The Department of Labor is hoping that a new contract designed to provide more insight and safety control measures for its workers compensation program will help to combat opioid abuse among injured federal workers.

The agency Sept. 10 reaffirmed its contract award to Coventry Health Care Workers’ Compensation Inc., which will give injured workers increased access to medications and the ability to search for their medication authorization status. Meanwhile, the agency will receive better insight into the kinds of medications prescribed to injured workers and pharmacists will automatically be notified with any safety concerns associated with the medication.

"Today is a very encouraging day for the effective treatment of injured federal workers," said acting Secretary of Labor Patrick Pizzella in a news release.

"We have made significant improvements in reducing opioid use and will now have additional tools necessary to expand efforts to improve the safety and quality of medication delivery for all injured federal workers, while also being good stewards of taxpayer dollars."

Witnesses and members of Congress at a May 2018 hearing criticized the Department of Labor for remaining well behind established standards for opioid use in administering the Federal Employee Compensation Act program, which provides compensation and treatment to federal employees injured on the job.

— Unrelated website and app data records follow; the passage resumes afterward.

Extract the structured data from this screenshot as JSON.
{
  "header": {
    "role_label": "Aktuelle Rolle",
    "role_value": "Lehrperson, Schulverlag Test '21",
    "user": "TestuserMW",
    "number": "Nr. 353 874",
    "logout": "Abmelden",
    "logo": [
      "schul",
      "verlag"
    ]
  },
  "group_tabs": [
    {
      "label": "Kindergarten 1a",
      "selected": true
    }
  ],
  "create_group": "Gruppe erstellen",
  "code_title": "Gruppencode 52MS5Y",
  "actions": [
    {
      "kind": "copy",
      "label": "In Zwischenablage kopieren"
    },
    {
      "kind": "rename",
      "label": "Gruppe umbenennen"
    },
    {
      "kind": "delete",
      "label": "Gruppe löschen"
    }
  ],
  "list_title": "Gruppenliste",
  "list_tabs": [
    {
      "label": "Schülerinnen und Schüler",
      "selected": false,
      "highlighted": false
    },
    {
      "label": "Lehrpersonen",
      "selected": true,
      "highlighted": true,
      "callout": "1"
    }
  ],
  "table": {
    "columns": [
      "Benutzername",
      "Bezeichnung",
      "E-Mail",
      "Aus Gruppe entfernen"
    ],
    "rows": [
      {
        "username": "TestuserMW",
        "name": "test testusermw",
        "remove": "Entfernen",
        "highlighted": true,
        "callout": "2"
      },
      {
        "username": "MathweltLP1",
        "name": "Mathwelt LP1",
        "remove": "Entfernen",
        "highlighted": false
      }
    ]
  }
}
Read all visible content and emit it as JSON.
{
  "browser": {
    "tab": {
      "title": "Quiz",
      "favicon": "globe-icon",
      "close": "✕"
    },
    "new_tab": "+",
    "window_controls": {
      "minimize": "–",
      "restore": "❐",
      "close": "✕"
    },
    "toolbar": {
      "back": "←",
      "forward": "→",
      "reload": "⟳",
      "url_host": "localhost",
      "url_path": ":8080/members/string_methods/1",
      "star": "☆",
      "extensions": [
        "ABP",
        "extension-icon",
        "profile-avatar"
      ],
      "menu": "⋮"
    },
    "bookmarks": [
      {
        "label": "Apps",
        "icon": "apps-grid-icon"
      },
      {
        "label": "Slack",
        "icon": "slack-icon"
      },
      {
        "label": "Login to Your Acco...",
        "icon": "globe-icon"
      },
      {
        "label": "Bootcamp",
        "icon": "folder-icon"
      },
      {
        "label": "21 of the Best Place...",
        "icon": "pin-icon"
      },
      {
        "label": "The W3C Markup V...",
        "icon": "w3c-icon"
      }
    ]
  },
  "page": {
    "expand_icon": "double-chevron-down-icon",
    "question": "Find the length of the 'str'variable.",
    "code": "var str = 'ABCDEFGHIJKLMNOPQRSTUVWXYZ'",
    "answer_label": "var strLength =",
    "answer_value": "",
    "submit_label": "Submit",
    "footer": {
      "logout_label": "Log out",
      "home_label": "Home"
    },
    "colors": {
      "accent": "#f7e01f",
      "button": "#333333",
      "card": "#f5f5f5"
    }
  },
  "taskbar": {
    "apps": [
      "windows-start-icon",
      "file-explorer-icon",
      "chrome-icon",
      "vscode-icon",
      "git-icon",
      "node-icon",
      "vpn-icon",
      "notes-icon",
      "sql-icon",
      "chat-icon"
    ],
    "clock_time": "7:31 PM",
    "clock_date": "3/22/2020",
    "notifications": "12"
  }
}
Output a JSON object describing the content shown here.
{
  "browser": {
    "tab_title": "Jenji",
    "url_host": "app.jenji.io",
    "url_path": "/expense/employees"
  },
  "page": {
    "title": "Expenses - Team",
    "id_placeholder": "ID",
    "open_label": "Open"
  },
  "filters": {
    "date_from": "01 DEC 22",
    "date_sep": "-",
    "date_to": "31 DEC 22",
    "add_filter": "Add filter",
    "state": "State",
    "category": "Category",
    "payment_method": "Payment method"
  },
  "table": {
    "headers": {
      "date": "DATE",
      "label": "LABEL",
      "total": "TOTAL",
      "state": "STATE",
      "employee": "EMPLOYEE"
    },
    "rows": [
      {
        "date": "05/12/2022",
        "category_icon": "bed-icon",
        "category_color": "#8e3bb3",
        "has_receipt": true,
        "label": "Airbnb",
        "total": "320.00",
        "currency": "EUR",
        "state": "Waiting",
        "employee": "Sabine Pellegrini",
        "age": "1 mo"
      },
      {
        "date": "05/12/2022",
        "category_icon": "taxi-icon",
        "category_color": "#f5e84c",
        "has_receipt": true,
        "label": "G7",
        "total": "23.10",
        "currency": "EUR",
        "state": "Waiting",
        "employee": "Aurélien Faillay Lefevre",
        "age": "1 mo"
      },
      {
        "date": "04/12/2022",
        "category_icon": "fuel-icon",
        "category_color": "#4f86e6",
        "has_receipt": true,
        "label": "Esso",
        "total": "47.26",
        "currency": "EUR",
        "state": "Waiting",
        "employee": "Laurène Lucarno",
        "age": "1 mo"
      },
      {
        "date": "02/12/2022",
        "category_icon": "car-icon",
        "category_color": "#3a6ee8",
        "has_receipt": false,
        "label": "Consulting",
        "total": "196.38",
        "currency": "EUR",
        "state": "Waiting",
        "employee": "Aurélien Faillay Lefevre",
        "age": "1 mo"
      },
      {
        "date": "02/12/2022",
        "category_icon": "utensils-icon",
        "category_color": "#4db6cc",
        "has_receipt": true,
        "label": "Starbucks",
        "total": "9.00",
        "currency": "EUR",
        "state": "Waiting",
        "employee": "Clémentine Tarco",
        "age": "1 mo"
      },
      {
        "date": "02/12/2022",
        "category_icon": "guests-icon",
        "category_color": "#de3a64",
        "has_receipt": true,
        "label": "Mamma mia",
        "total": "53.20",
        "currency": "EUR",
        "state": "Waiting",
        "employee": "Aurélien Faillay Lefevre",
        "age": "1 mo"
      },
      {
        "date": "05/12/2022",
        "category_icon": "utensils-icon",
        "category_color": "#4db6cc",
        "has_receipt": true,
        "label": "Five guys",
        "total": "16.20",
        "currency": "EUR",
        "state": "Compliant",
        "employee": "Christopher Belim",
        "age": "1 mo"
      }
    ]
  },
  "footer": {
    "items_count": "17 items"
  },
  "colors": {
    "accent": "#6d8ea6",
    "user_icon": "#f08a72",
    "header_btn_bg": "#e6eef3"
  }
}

Those Labor policies allowed employees to be prescribed opioids for 60 days before requiring a letter of medical necessity from a doctor and allowed for patients to receive two different opioid prescriptions at once.

Standard practice suggests a seven-day limit for a single opioid prescription.

“With a larger team of pharmacists and nurses available through Coventry, the Department will now have the ability to review an expanded list of injured worker medication profiles, and to perform outreach to prescribers,” the agency news release said.

“To date, this intensive outreach has only been available to a group of injured workers prescribed opioids at a high dosage. This will allow injured federal workers to receive the best possible medication regimens for their needs.”

U.S. Postal Service workers are the most likely employees to receive opioid prescriptions under the FECA program, according to the U.S. Postal Service Inspector General, and account for nearly half of the costs incurred by opioid prescriptions under FECA.